● Task
What lines below mention the word "Expansion"? Copy each one.

● Information
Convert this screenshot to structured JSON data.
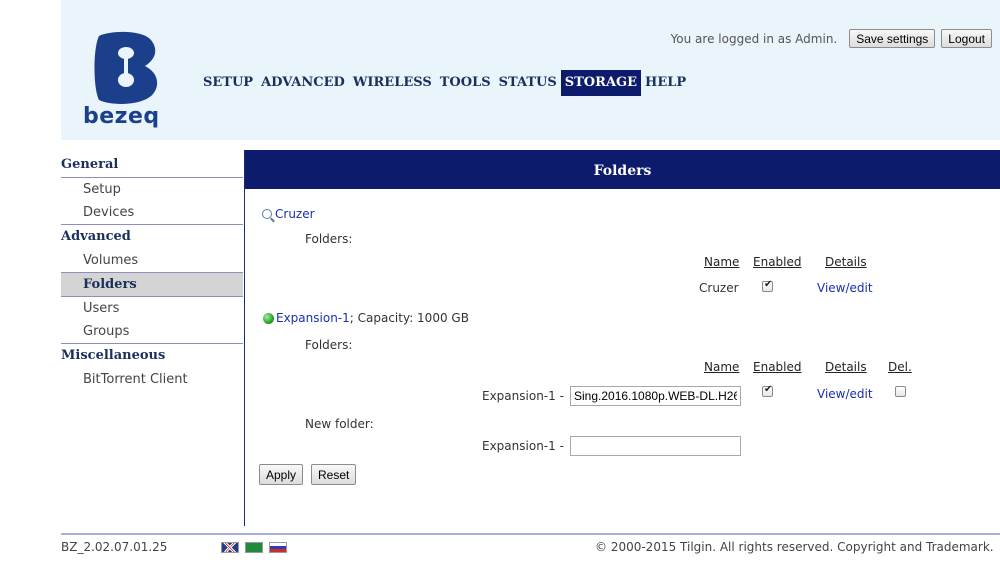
{
  "header": {
    "logo_text": "bezeq",
    "logged_in_text": "You are logged in as Admin.",
    "save_button": "Save settings",
    "logout_button": "Logout",
    "nav": [
      "SETUP",
      "ADVANCED",
      "WIRELESS",
      "TOOLS",
      "STATUS",
      "STORAGE",
      "HELP"
    ],
    "active_nav": "STORAGE"
  },
  "sidebar": {
    "sections": [
      {
        "title": "General",
        "items": [
          "Setup",
          "Devices"
        ]
      },
      {
        "title": "Advanced",
        "items": [
          "Volumes",
          "Folders",
          "Users",
          "Groups"
        ]
      },
      {
        "title": "Miscellaneous",
        "items": [
          "BitTorrent Client"
        ]
      }
    ],
    "active_item": "Folders"
  },
  "main": {
    "title": "Folders",
    "volume1": {
      "name": "Cruzer",
      "folders_label": "Folders:",
      "columns": {
        "name": "Name",
        "enabled": "Enabled",
        "details": "Details"
      },
      "row": {
        "name": "Cruzer",
        "enabled": true,
        "details": "View/edit"
      }
    },
    "volume2": {
      "name": "Expansion-1",
      "capacity": "; Capacity: 1000 GB",
      "folders_label": "Folders:",
      "columns": {
        "name": "Name",
        "enabled": "Enabled",
        "details": "Details",
        "del": "Del."
      },
      "row": {
        "prefix": "Expansion-1 -",
        "value": "Sing.2016.1080p.WEB-DL.H26",
        "enabled": true,
        "details": "View/edit",
        "del": false
      },
      "new_folder_label": "New folder:",
      "new_folder_prefix": "Expansion-1 -",
      "new_folder_value": ""
    },
    "apply_button": "Apply",
    "reset_button": "Reset"
  },
  "footer": {
    "version": "BZ_2.02.07.01.25",
    "copyright": "© 2000-2015 Tilgin. All rights reserved. Copyright and Trademark.",
    "flags": [
      "uk-flag-icon",
      "saudi-flag-icon",
      "russia-flag-icon"
    ]
  },
  "colors": {
    "brand_navy": "#0c1b6b",
    "header_bg": "#eaf4fb",
    "link_blue": "#1a2fb0",
    "logo_blue": "#1b3f8b"
  }
}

● Finished task
      "name": "Expansion-1",
        "prefix": "Expansion-1 -",
      "new_folder_prefix": "Expansion-1 -",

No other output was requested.